**Exercise requirements**
All entries that follow are to be printed exactly as written.

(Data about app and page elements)
********************

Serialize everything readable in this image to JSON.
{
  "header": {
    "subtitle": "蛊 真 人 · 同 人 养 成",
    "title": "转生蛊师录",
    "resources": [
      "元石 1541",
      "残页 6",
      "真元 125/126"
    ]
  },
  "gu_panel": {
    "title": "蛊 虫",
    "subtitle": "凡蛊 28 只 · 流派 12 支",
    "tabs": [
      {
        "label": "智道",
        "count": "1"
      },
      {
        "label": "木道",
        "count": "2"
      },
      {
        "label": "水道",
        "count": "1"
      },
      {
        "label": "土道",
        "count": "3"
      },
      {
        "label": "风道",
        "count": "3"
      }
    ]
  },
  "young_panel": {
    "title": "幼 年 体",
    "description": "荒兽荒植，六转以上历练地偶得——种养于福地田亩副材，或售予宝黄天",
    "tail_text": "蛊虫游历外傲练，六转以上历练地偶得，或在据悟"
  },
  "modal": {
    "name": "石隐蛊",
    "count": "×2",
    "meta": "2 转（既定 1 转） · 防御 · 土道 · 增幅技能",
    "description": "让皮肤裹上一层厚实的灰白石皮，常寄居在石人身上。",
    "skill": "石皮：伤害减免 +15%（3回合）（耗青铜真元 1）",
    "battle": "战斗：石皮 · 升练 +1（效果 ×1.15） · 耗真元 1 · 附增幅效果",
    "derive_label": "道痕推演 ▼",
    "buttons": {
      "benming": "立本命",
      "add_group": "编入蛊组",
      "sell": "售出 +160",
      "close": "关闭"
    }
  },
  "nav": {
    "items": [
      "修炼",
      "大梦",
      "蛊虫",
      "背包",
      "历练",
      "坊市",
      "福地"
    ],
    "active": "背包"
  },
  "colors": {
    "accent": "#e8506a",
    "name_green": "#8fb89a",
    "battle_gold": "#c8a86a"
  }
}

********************

**Written solution**
Serialize everything readable in this image to JSON.
{
  "header": {
    "subtitle": "蛊 真 人 · 同 人 养 成",
    "title": "转生蛊师录",
    "resources": [
      "元石 1541",
      "残页 6",
      "真元 125/126"
    ]
  },
  "gu_panel": {
    "title": "蛊 虫",
    "subtitle": "凡蛊 28 只 · 流派 12 支",
    "tabs": [
      {
        "label": "智道",
        "count": "1"
      },
      {
        "label": "木道",
        "count": "2"
      },
      {
        "label": "水道",
        "count": "1"
      },
      {
        "label": "土道",
        "count": "3"
      },
      {
        "label": "风道",
        "count": "3"
      }
    ]
  },
  "young_panel": {
    "title": "幼 年 体",
    "description": "荒兽荒植，六转以上历练地偶得——种养于福地田亩副材，或售予宝黄天",
    "tail_text": "蛊虫游历外傲练，六转以上历练地偶得，或在据悟"
  },
  "modal": {
    "name": "石隐蛊",
    "count": "×2",
    "meta": "2 转（既定 1 转） · 防御 · 土道 · 增幅技能",
    "description": "让皮肤裹上一层厚实的灰白石皮，常寄居在石人身上。",
    "skill": "石皮：伤害减免 +15%（3回合）（耗青铜真元 1）",
    "battle": "战斗：石皮 · 升练 +1（效果 ×1.15） · 耗真元 1 · 附增幅效果",
    "derive_label": "道痕推演 ▼",
    "buttons": {
      "benming": "立本命",
      "add_group": "编入蛊组",
      "sell": "售出 +160",
      "close": "关闭"
    }
  },
  "nav": {
    "items": [
      "修炼",
      "大梦",
      "蛊虫",
      "背包",
      "历练",
      "坊市",
      "福地"
    ],
    "active": "背包"
  },
  "colors": {
    "accent": "#e8506a",
    "name_green": "#8fb89a",
    "battle_gold": "#c8a86a"
  }
}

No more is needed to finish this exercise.